I’ll continue to monitor this thread in case anyone else has any input.

It’s most definitely not an open investigations. Especially if they gave you back your electronics. If they didn’t give your electronics back, call and ask whether you can have them back. If they say, “no,” the investigation is still open.

Even then, I don’t think DCSA likes to deny clearances based on pending investigations. In part, because once your clearance is denied you have a right to see all evidence they used to determine your ineligibility. The exception is classified information, but even then, the judge has to review the material to determine whether it’s properly classified whether, even if classified, withholding it would prejudice your case. If probably classified, the agency still has to identify the document(s) and describe their contents.

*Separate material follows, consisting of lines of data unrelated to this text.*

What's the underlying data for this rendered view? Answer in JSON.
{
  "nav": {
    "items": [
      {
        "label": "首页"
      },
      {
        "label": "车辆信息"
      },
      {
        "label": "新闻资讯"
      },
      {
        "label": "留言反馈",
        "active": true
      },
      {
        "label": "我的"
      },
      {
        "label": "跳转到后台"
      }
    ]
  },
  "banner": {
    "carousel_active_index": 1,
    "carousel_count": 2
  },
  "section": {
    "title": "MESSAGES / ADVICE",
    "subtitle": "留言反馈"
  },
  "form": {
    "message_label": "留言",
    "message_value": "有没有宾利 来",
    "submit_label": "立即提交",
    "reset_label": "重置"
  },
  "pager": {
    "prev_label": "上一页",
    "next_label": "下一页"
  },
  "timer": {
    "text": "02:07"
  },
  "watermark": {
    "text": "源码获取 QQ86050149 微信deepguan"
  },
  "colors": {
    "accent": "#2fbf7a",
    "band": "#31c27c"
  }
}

Also, I don’t think local police can classify information. If the investigator finds local police information necessary to deny a clearance, I would assume that information goes to the applicant as unclassified. Even if the local police protocols had protocols for classifying investigation material, I wouldn’t assume that the AJ has jurisdiction to rule on anything but federally classified documents.